Buildings[edit]

The parish house

The sanctuary was built in 1864-1865, and was designed by Emlen T. Littel.

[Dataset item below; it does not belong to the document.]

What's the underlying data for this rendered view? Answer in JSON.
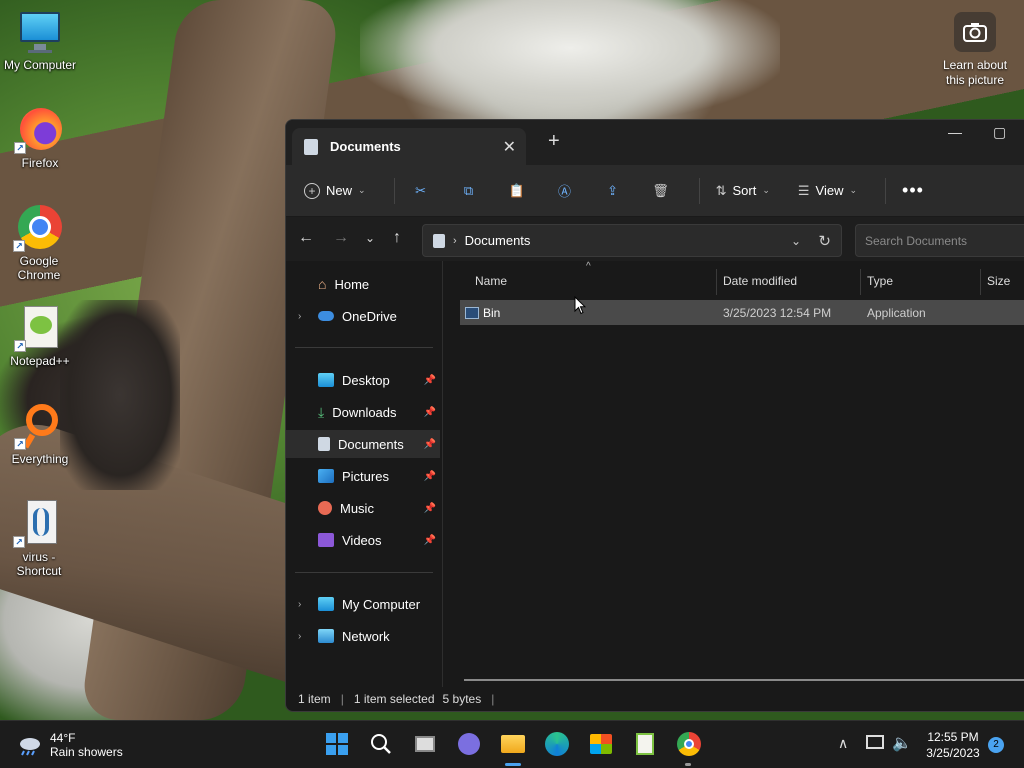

It was "distinguished for both its architecture and refined interior decoration and artwork."[2] The cornerstone was laid on March 8, 1864 by Bishop Horatio Potter of the New York Diocese, the first services were held on December 11, and the church was consecrated on April 20, 1865. The church rectory was constructed in 1868-69, designed by Robert Mook.[3][4]

Except for its tower and walls, the building was destroyed by a fire which began on March 24, 1882. It was rebuilt and enlarged by David Jardine, with a spire added in 1896 by Heins and LaFarge following Jardine's designs.[2][3] In 1905-06 the church rectory was rebuilt and received a new facade in neo-Jacobean style designed by Edward P. Casey.[4] It is now the H. Percy Silver Parish House.[3]

The building was designated a New York City landmark in 1979, and was added to the National Register of Historic Places in 1982.[7] In 1991, a renovation of the building was supervised by Jan Hird Pokorny.[5]

Artworks[edit]

The church contains art work by noted Victorian artists including Louis Comfort Tiffany, John Lafarge, Augustus Saint-Gaudens, Edward Burne-Jones, William Morris, Daniel Chester French and Henry Hobson Richardson.[4]

Stained glass windows[edit]

A list of stained glass windows by various artists of the Victorian Era.

South Wall

  1. "Christ's Resurrection and Ascension" by Henry Holiday Company
  2. "Moses and the Law" by Heaton, Butler & Bayne
  3. "St. Paul on Mars Hill" by Clayton & Bell
  4. "Christ Calling Peter and Paul" by John LaFarge
  5. "Christian Nurturing" by Henry Holiday Company
  6. "God as a Good Vintner" by John LaFarge
  7. "Infant Children" by William Morris of Morris & Company
  8. "The Pilgrim" by Louis Comfort Tiffany
  9. "Apostles" by Heaton, Butler & Bayne

North Wall

  1. "Faith & Charity" by Edward Burne-Jones, Henry Holiday of London
  2. "Feeding the multitudes" by Cottin & Company
  3. "Love of Christ", designer unknown
  4. "Victory over Death" by Tiffany Studios
  5. "23rd Psalm" by Tiffany Studios
  6. "Samuel"by Guthrie and Davis

West Wall

  1. "Dignity of Labor" by Tiffany Studios
  2. "Great West Window" by Charles Eamer Kempe

See also[edit]

References[edit]

Notes

  1. ^ "National Register Information System". National Register of Historic Places. National Park Service. 2009-03-13. 
  2. ^ a b c d e Reynolds, Donald Martin (1994). The Architecture of New York City: Histories and Views of Important Structures, Sites, and Symbols (rev. ed.). New York: John Wiley & Sons. p. 118. ISBN 0-471-01439-7. 
  3. ^ a b c d e White, Norval & Willensky, Elliot (2000). AIA Guide to New York City (4th ed.). New York: Three Rivers Press. ISBN 978-0-8129-3107-5. , p.241
  4. ^ a b c d New York City Landmarks Preservation Commission; Postal, Matthew A. (ed. and text); Dolkart, Andrew S. (text). (2009) Guide to New York City Landmarks (4th ed.) New York: John Wiley & Sons. ISBN 978-0-470-28963-1, pp.97-98
  5. ^ a b c d e Dunlap, David W. From Abyssinian to Zion. (2004) New York: Columbia University Press. ISBN 0-231-12543-7, p. 111
  6. ^ Church of the Incarnation, About (Retrieved 9 May 2011)
  7. ^ Church of the Incarnation, Landmark Building (Retrieved 9 May 2011)

External links[edit]